Sometimes we’d end up sitting in the dark, in the far reaches of the building, looking through the toys left out by the preschoolers, or telling ghost stories. Other times, we made up elaborate games that required running through the building, and hiding under benches in the small sanctuary, and even sneaking up onto the bima in the main sanctuary to see what the rabbi kept in his lectern.

033

“Are there toys at shul?”

010

“Or pizza?”

I would have loved to bring Cricket and Butterfly to shul with me, to run through the halls of the building and play tag and have an excuse to laugh and jump and not be so self-conscious. But I never struggled to feel “spiritual” at shul, it was just there, in the building, in the occasion, in me. I wish every kid had a place like that, where God is infused into the walls of the building and doesn’t have to be spelled out; where history is just there all around you, waiting to be discovered.

Cricket would be more interested in searching for the left over bags of candy, but then I’m pretty sure God is in the candy too.

007

“Candy?”

010

“Candy!”

All Her Children

Butterfly is going to be nine years old this fall, but I almost feel like she was born last November when we brought her home from the shelter, because she’s doing all of her puppy learning now.

The almost birthday girl

The almost birthday girl

            Butterfly lived at a puppy mill, for eight years, and when she first came home, she was still swollen from her last litter, and stunned. She picked up a yellow stuffed duck that Cricket had given up on, a duck that quacked, and carried it in her mouth. When she was tired, she would sit on the floor and lick the duck. She wasn’t chewing it, or de-stuffing it, the way Cricket would have done; she was taking care of it, and giving it a bath, a really ineffective bath that turned Ducky’s yellow fur grey within two days, but a bath none the less.

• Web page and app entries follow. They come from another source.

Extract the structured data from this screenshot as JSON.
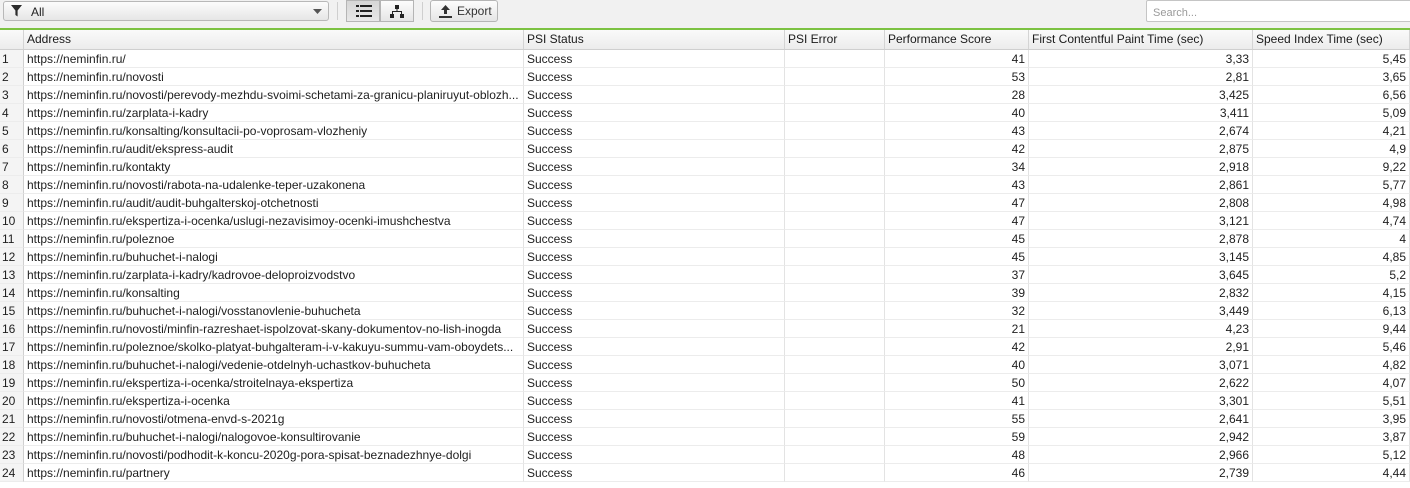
{
  "toolbar": {
    "filter_value": "All",
    "export_label": "Export",
    "search_placeholder": "Search..."
  },
  "columns": [
    "",
    "Address",
    "PSI Status",
    "PSI Error",
    "Performance Score",
    "First Contentful Paint Time (sec)",
    "Speed Index Time (sec)"
  ],
  "rows": [
    [
      "1",
      "https://neminfin.ru/",
      "Success",
      "",
      "41",
      "3,33",
      "5,45"
    ],
    [
      "2",
      "https://neminfin.ru/novosti",
      "Success",
      "",
      "53",
      "2,81",
      "3,65"
    ],
    [
      "3",
      "https://neminfin.ru/novosti/perevody-mezhdu-svoimi-schetami-za-granicu-planiruyut-oblozh...",
      "Success",
      "",
      "28",
      "3,425",
      "6,56"
    ],
    [
      "4",
      "https://neminfin.ru/zarplata-i-kadry",
      "Success",
      "",
      "40",
      "3,411",
      "5,09"
    ],
    [
      "5",
      "https://neminfin.ru/konsalting/konsultacii-po-voprosam-vlozheniy",
      "Success",
      "",
      "43",
      "2,674",
      "4,21"
    ],
    [
      "6",
      "https://neminfin.ru/audit/ekspress-audit",
      "Success",
      "",
      "42",
      "2,875",
      "4,9"
    ],
    [
      "7",
      "https://neminfin.ru/kontakty",
      "Success",
      "",
      "34",
      "2,918",
      "9,22"
    ],
    [
      "8",
      "https://neminfin.ru/novosti/rabota-na-udalenke-teper-uzakonena",
      "Success",
      "",
      "43",
      "2,861",
      "5,77"
    ],
    [
      "9",
      "https://neminfin.ru/audit/audit-buhgalterskoj-otchetnosti",
      "Success",
      "",
      "47",
      "2,808",
      "4,98"
    ],
    [
      "10",
      "https://neminfin.ru/ekspertiza-i-ocenka/uslugi-nezavisimoy-ocenki-imushchestva",
      "Success",
      "",
      "47",
      "3,121",
      "4,74"
    ],
    [
      "11",
      "https://neminfin.ru/poleznoe",
      "Success",
      "",
      "45",
      "2,878",
      "4"
    ],
    [
      "12",
      "https://neminfin.ru/buhuchet-i-nalogi",
      "Success",
      "",
      "45",
      "3,145",
      "4,85"
    ],
    [
      "13",
      "https://neminfin.ru/zarplata-i-kadry/kadrovoe-deloproizvodstvo",
      "Success",
      "",
      "37",
      "3,645",
      "5,2"
    ],
    [
      "14",
      "https://neminfin.ru/konsalting",
      "Success",
      "",
      "39",
      "2,832",
      "4,15"
    ],
    [
      "15",
      "https://neminfin.ru/buhuchet-i-nalogi/vosstanovlenie-buhucheta",
      "Success",
      "",
      "32",
      "3,449",
      "6,13"
    ],
    [
      "16",
      "https://neminfin.ru/novosti/minfin-razreshaet-ispolzovat-skany-dokumentov-no-lish-inogda",
      "Success",
      "",
      "21",
      "4,23",
      "9,44"
    ],
    [
      "17",
      "https://neminfin.ru/poleznoe/skolko-platyat-buhgalteram-i-v-kakuyu-summu-vam-oboydets...",
      "Success",
      "",
      "42",
      "2,91",
      "5,46"
    ],
    [
      "18",
      "https://neminfin.ru/buhuchet-i-nalogi/vedenie-otdelnyh-uchastkov-buhucheta",
      "Success",
      "",
      "40",
      "3,071",
      "4,82"
    ],
    [
      "19",
      "https://neminfin.ru/ekspertiza-i-ocenka/stroitelnaya-ekspertiza",
      "Success",
      "",
      "50",
      "2,622",
      "4,07"
    ],
    [
      "20",
      "https://neminfin.ru/ekspertiza-i-ocenka",
      "Success",
      "",
      "41",
      "3,301",
      "5,51"
    ],
    [
      "21",
      "https://neminfin.ru/novosti/otmena-envd-s-2021g",
      "Success",
      "",
      "55",
      "2,641",
      "3,95"
    ],
    [
      "22",
      "https://neminfin.ru/buhuchet-i-nalogi/nalogovoe-konsultirovanie",
      "Success",
      "",
      "59",
      "2,942",
      "3,87"
    ],
    [
      "23",
      "https://neminfin.ru/novosti/podhodit-k-koncu-2020g-pora-spisat-beznadezhnye-dolgi",
      "Success",
      "",
      "48",
      "2,966",
      "5,12"
    ],
    [
      "24",
      "https://neminfin.ru/partnery",
      "Success",
      "",
      "46",
      "2,739",
      "4,44"
    ]
  ]
}
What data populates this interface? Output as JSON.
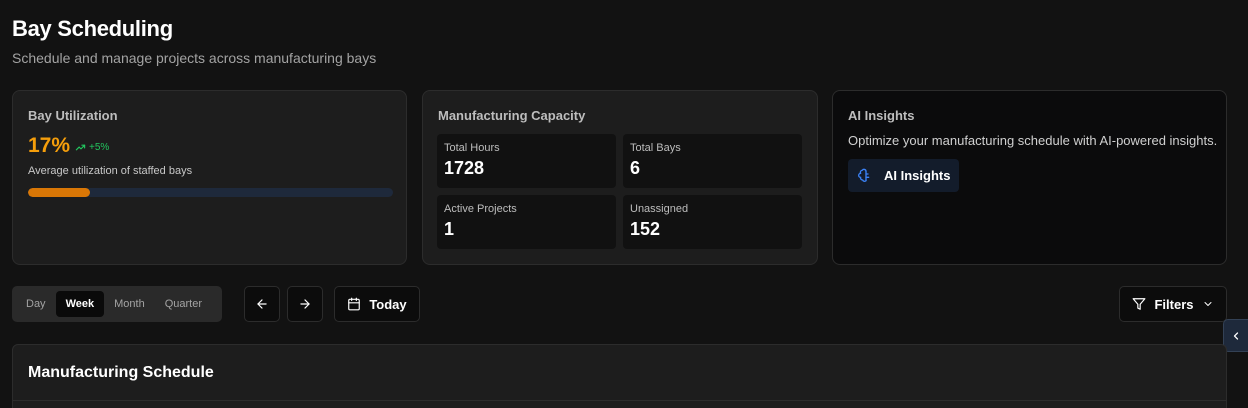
{
  "header": {
    "title": "Bay Scheduling",
    "subtitle": "Schedule and manage projects across manufacturing bays"
  },
  "utilization": {
    "title": "Bay Utilization",
    "value": "17%",
    "trend": "+5%",
    "description": "Average utilization of staffed bays",
    "progress_percent": 17,
    "colors": {
      "value": "#f59e0b",
      "trend": "#22c55e",
      "bar": "#d97706",
      "track": "#1e293b"
    }
  },
  "capacity": {
    "title": "Manufacturing Capacity",
    "stats": [
      {
        "label": "Total Hours",
        "value": "1728"
      },
      {
        "label": "Total Bays",
        "value": "6"
      },
      {
        "label": "Active Projects",
        "value": "1"
      },
      {
        "label": "Unassigned",
        "value": "152"
      }
    ]
  },
  "ai": {
    "title": "AI Insights",
    "description": "Optimize your manufacturing schedule with AI-powered insights.",
    "button_label": "AI Insights",
    "button_icon": "brain-icon"
  },
  "toolbar": {
    "views": [
      {
        "label": "Day",
        "active": false
      },
      {
        "label": "Week",
        "active": true
      },
      {
        "label": "Month",
        "active": false
      },
      {
        "label": "Quarter",
        "active": false
      }
    ],
    "prev_icon": "arrow-left-icon",
    "next_icon": "arrow-right-icon",
    "today_label": "Today",
    "today_icon": "calendar-icon",
    "filters_label": "Filters",
    "filters_icon": "filter-icon"
  },
  "schedule": {
    "title": "Manufacturing Schedule"
  }
}
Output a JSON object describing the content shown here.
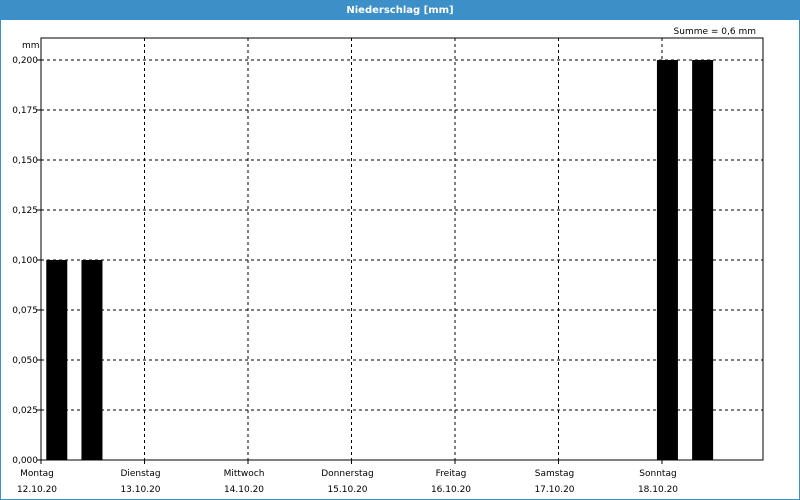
{
  "window": {
    "title": "Niederschlag [mm]"
  },
  "chart_data": {
    "type": "bar",
    "title": "Niederschlag [mm]",
    "unit_label": "mm",
    "sum_label": "Summe = 0,6 mm",
    "ylim": [
      0,
      0.2
    ],
    "y_ticks": [
      "0,000",
      "0,025",
      "0,050",
      "0,075",
      "0,100",
      "0,125",
      "0,150",
      "0,175",
      "0,200"
    ],
    "x_labels": [
      {
        "day": "Montag",
        "date": "12.10.20"
      },
      {
        "day": "Dienstag",
        "date": "13.10.20"
      },
      {
        "day": "Mittwoch",
        "date": "14.10.20"
      },
      {
        "day": "Donnerstag",
        "date": "15.10.20"
      },
      {
        "day": "Freitag",
        "date": "16.10.20"
      },
      {
        "day": "Samstag",
        "date": "17.10.20"
      },
      {
        "day": "Sonntag",
        "date": "18.10.20"
      }
    ],
    "x_range_days": [
      0,
      7
    ],
    "bars": [
      {
        "day_offset": 0.08,
        "value": 0.1
      },
      {
        "day_offset": 0.42,
        "value": 0.1
      },
      {
        "day_offset": 5.98,
        "value": 0.2
      },
      {
        "day_offset": 6.32,
        "value": 0.2
      }
    ],
    "grid": true,
    "bar_color": "#000000"
  }
}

Butterfly carrying her Ducky

Butterfly carrying her Ducky

            For months, Butterfly walked around the apartment with one or the other of her stuffed toys in her mouth, carrying them with her for walks, setting them gently on the grass to rest while she took care of her business. There was Fishy, and Froggy, and Platypus, and, of course, Ducky.

Butterfly with some of her toys.

Butterfly with some of her toys.

            Somewhere along the way, Butterfly moved on to wanting to chew things. She didn’t want to chew and destroy her stuffed toys, so she left them in every corner of the apartment and focused her attention on rawhide chewies, and if she couldn’t get her paws on one of those, she would settle for the closest book, magazine, or notebook, currently in use.

Chewing with an audience

Chewing with an audience

            I’ve been watching Butterfly move through these stages of puppy development, at her own pace, in the ways that feel natural to her, and I feel inspired by it. I’ve been told, often, that you only get one shot at your childhood, and if you miss out, too bad. But Butterfly is showing me how untrue that is. If you missed important stages of development the first time around, all you need is a safe place and love, and you can get that learning done, at whatever age you happen to be, at whatever pace you can manage.

            Over time, I think, Butterfly has traded in her attachment to her stuffed toys for an attachment to Cricket, and me, and Mom. She licks my arm the way she used to lick Ducky, leaving a thick residue of saliva that I choose to think of as a protective coating.

The girls are conserving there energy, and using their mind control powers on me

The girls are conserving their energy, and using their mind control powers on me

She hasn’t completely given up on her Ducky, though. In times of stress, she still cuddles up with platypus, or carries Fishy in her mouth, or squeezes Ducky’s belly to make him quack.

And, every once in a while, I find Fishy waiting for me outside the bathroom door, or Froggy staring up at me from Butterfly’s bed next to the computer, and I know that she has left her friend to keep an eye on me, while she goes to find something to chew on. And I feel loved.

Butterfly, sleeping on fishy.

Butterfly, sleeping on fishy.